_Exercise details:_ If a record holds a picture, drop the picture and return the rest of the record word for word.

+++++

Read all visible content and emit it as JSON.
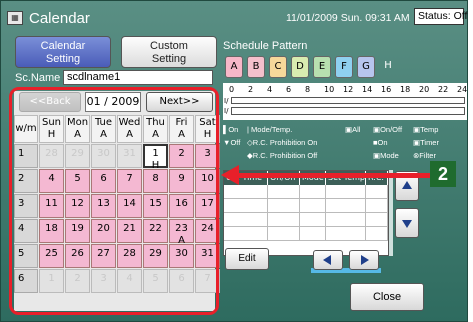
{
  "app": {
    "title": "Calendar",
    "icon": "calendar-icon"
  },
  "header": {
    "datetime": "11/01/2009 Sun. 09:31 AM",
    "status": "Status: Off"
  },
  "tabs": [
    {
      "label_line1": "Calendar",
      "label_line2": "Setting",
      "active": true
    },
    {
      "label_line1": "Custom",
      "label_line2": "Setting",
      "active": false
    }
  ],
  "sc_name": {
    "label": "Sc.Name",
    "value": "scdlname1"
  },
  "nav": {
    "back_label": "<<Back",
    "month": "01 / 2009",
    "next_label": "Next>>"
  },
  "calendar": {
    "corner": "w/m",
    "days": [
      {
        "name": "Sun",
        "pattern": "H"
      },
      {
        "name": "Mon",
        "pattern": "A"
      },
      {
        "name": "Tue",
        "pattern": "A"
      },
      {
        "name": "Wed",
        "pattern": "A"
      },
      {
        "name": "Thu",
        "pattern": "A"
      },
      {
        "name": "Fri",
        "pattern": "A"
      },
      {
        "name": "Sat",
        "pattern": "H"
      }
    ],
    "weeks": [
      {
        "num": "1",
        "cells": [
          {
            "d": "28",
            "other": true,
            "p": ""
          },
          {
            "d": "29",
            "other": true,
            "p": ""
          },
          {
            "d": "30",
            "other": true,
            "p": ""
          },
          {
            "d": "31",
            "other": true,
            "p": ""
          },
          {
            "d": "1",
            "today": true,
            "p": "H"
          },
          {
            "d": "2",
            "p": ""
          },
          {
            "d": "3",
            "p": ""
          }
        ]
      },
      {
        "num": "2",
        "cells": [
          {
            "d": "4",
            "p": ""
          },
          {
            "d": "5",
            "p": ""
          },
          {
            "d": "6",
            "p": ""
          },
          {
            "d": "7",
            "p": ""
          },
          {
            "d": "8",
            "p": ""
          },
          {
            "d": "9",
            "p": ""
          },
          {
            "d": "10",
            "p": ""
          }
        ]
      },
      {
        "num": "3",
        "cells": [
          {
            "d": "11",
            "p": ""
          },
          {
            "d": "12",
            "p": ""
          },
          {
            "d": "13",
            "p": ""
          },
          {
            "d": "14",
            "p": ""
          },
          {
            "d": "15",
            "p": ""
          },
          {
            "d": "16",
            "p": ""
          },
          {
            "d": "17",
            "p": ""
          }
        ]
      },
      {
        "num": "4",
        "cells": [
          {
            "d": "18",
            "p": ""
          },
          {
            "d": "19",
            "p": ""
          },
          {
            "d": "20",
            "p": ""
          },
          {
            "d": "21",
            "p": ""
          },
          {
            "d": "22",
            "p": ""
          },
          {
            "d": "23",
            "p": "A"
          },
          {
            "d": "24",
            "p": ""
          }
        ]
      },
      {
        "num": "5",
        "cells": [
          {
            "d": "25",
            "p": ""
          },
          {
            "d": "26",
            "p": ""
          },
          {
            "d": "27",
            "p": ""
          },
          {
            "d": "28",
            "p": ""
          },
          {
            "d": "29",
            "p": ""
          },
          {
            "d": "30",
            "p": ""
          },
          {
            "d": "31",
            "p": ""
          }
        ]
      },
      {
        "num": "6",
        "cells": [
          {
            "d": "1",
            "other": true,
            "p": ""
          },
          {
            "d": "2",
            "other": true,
            "p": ""
          },
          {
            "d": "3",
            "other": true,
            "p": ""
          },
          {
            "d": "4",
            "other": true,
            "p": ""
          },
          {
            "d": "5",
            "other": true,
            "p": ""
          },
          {
            "d": "6",
            "other": true,
            "p": ""
          },
          {
            "d": "7",
            "other": true,
            "p": ""
          }
        ]
      }
    ]
  },
  "schedule_pattern": {
    "title": "Schedule Pattern",
    "buttons": [
      {
        "label": "A",
        "color": "#f7b7c8"
      },
      {
        "label": "B",
        "color": "#f4c0cc"
      },
      {
        "label": "C",
        "color": "#f6d89a"
      },
      {
        "label": "D",
        "color": "#d9ecb0"
      },
      {
        "label": "E",
        "color": "#b8e0b0"
      },
      {
        "label": "F",
        "color": "#8fd0f0"
      },
      {
        "label": "G",
        "color": "#b7c5ee"
      },
      {
        "label": "H",
        "color": "#ffffff"
      }
    ],
    "hours": [
      "0",
      "2",
      "4",
      "6",
      "8",
      "10",
      "12",
      "14",
      "16",
      "18",
      "20",
      "22",
      "24"
    ]
  },
  "legend": {
    "on": "On",
    "off": "Off",
    "mode_temp": "Mode/Temp.",
    "rc_prohib_on": "R.C. Prohibition On",
    "rc_prohib_off": "R.C. Prohibition Off",
    "all": "All",
    "onoff": "On/Off",
    "temp": "Temp",
    "on2": "On",
    "timer": "Timer",
    "mode": "Mode",
    "filter": "Filter"
  },
  "table": {
    "headers": [
      "Op. Time",
      "On/Off",
      "Mode",
      "Set Temp",
      "R.C."
    ]
  },
  "buttons": {
    "edit": "Edit",
    "close": "Close"
  },
  "annotation": {
    "badge": "2",
    "color": "#e8202a"
  }
}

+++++

_The answer:_
Read all visible content and emit it as JSON.
{
  "app": {
    "title": "Calendar",
    "icon": "calendar-icon"
  },
  "header": {
    "datetime": "11/01/2009 Sun. 09:31 AM",
    "status": "Status: Off"
  },
  "tabs": [
    {
      "label_line1": "Calendar",
      "label_line2": "Setting",
      "active": true
    },
    {
      "label_line1": "Custom",
      "label_line2": "Setting",
      "active": false
    }
  ],
  "sc_name": {
    "label": "Sc.Name",
    "value": "scdlname1"
  },
  "nav": {
    "back_label": "<<Back",
    "month": "01 / 2009",
    "next_label": "Next>>"
  },
  "calendar": {
    "corner": "w/m",
    "days": [
      {
        "name": "Sun",
        "pattern": "H"
      },
      {
        "name": "Mon",
        "pattern": "A"
      },
      {
        "name": "Tue",
        "pattern": "A"
      },
      {
        "name": "Wed",
        "pattern": "A"
      },
      {
        "name": "Thu",
        "pattern": "A"
      },
      {
        "name": "Fri",
        "pattern": "A"
      },
      {
        "name": "Sat",
        "pattern": "H"
      }
    ],
    "weeks": [
      {
        "num": "1",
        "cells": [
          {
            "d": "28",
            "other": true,
            "p": ""
          },
          {
            "d": "29",
            "other": true,
            "p": ""
          },
          {
            "d": "30",
            "other": true,
            "p": ""
          },
          {
            "d": "31",
            "other": true,
            "p": ""
          },
          {
            "d": "1",
            "today": true,
            "p": "H"
          },
          {
            "d": "2",
            "p": ""
          },
          {
            "d": "3",
            "p": ""
          }
        ]
      },
      {
        "num": "2",
        "cells": [
          {
            "d": "4",
            "p": ""
          },
          {
            "d": "5",
            "p": ""
          },
          {
            "d": "6",
            "p": ""
          },
          {
            "d": "7",
            "p": ""
          },
          {
            "d": "8",
            "p": ""
          },
          {
            "d": "9",
            "p": ""
          },
          {
            "d": "10",
            "p": ""
          }
        ]
      },
      {
        "num": "3",
        "cells": [
          {
            "d": "11",
            "p": ""
          },
          {
            "d": "12",
            "p": ""
          },
          {
            "d": "13",
            "p": ""
          },
          {
            "d": "14",
            "p": ""
          },
          {
            "d": "15",
            "p": ""
          },
          {
            "d": "16",
            "p": ""
          },
          {
            "d": "17",
            "p": ""
          }
        ]
      },
      {
        "num": "4",
        "cells": [
          {
            "d": "18",
            "p": ""
          },
          {
            "d": "19",
            "p": ""
          },
          {
            "d": "20",
            "p": ""
          },
          {
            "d": "21",
            "p": ""
          },
          {
            "d": "22",
            "p": ""
          },
          {
            "d": "23",
            "p": "A"
          },
          {
            "d": "24",
            "p": ""
          }
        ]
      },
      {
        "num": "5",
        "cells": [
          {
            "d": "25",
            "p": ""
          },
          {
            "d": "26",
            "p": ""
          },
          {
            "d": "27",
            "p": ""
          },
          {
            "d": "28",
            "p": ""
          },
          {
            "d": "29",
            "p": ""
          },
          {
            "d": "30",
            "p": ""
          },
          {
            "d": "31",
            "p": ""
          }
        ]
      },
      {
        "num": "6",
        "cells": [
          {
            "d": "1",
            "other": true,
            "p": ""
          },
          {
            "d": "2",
            "other": true,
            "p": ""
          },
          {
            "d": "3",
            "other": true,
            "p": ""
          },
          {
            "d": "4",
            "other": true,
            "p": ""
          },
          {
            "d": "5",
            "other": true,
            "p": ""
          },
          {
            "d": "6",
            "other": true,
            "p": ""
          },
          {
            "d": "7",
            "other": true,
            "p": ""
          }
        ]
      }
    ]
  },
  "schedule_pattern": {
    "title": "Schedule Pattern",
    "buttons": [
      {
        "label": "A",
        "color": "#f7b7c8"
      },
      {
        "label": "B",
        "color": "#f4c0cc"
      },
      {
        "label": "C",
        "color": "#f6d89a"
      },
      {
        "label": "D",
        "color": "#d9ecb0"
      },
      {
        "label": "E",
        "color": "#b8e0b0"
      },
      {
        "label": "F",
        "color": "#8fd0f0"
      },
      {
        "label": "G",
        "color": "#b7c5ee"
      },
      {
        "label": "H",
        "color": "#ffffff"
      }
    ],
    "hours": [
      "0",
      "2",
      "4",
      "6",
      "8",
      "10",
      "12",
      "14",
      "16",
      "18",
      "20",
      "22",
      "24"
    ]
  },
  "legend": {
    "on": "On",
    "off": "Off",
    "mode_temp": "Mode/Temp.",
    "rc_prohib_on": "R.C. Prohibition On",
    "rc_prohib_off": "R.C. Prohibition Off",
    "all": "All",
    "onoff": "On/Off",
    "temp": "Temp",
    "on2": "On",
    "timer": "Timer",
    "mode": "Mode",
    "filter": "Filter"
  },
  "table": {
    "headers": [
      "Op. Time",
      "On/Off",
      "Mode",
      "Set Temp",
      "R.C."
    ]
  },
  "buttons": {
    "edit": "Edit",
    "close": "Close"
  },
  "annotation": {
    "badge": "2",
    "color": "#e8202a"
  }
}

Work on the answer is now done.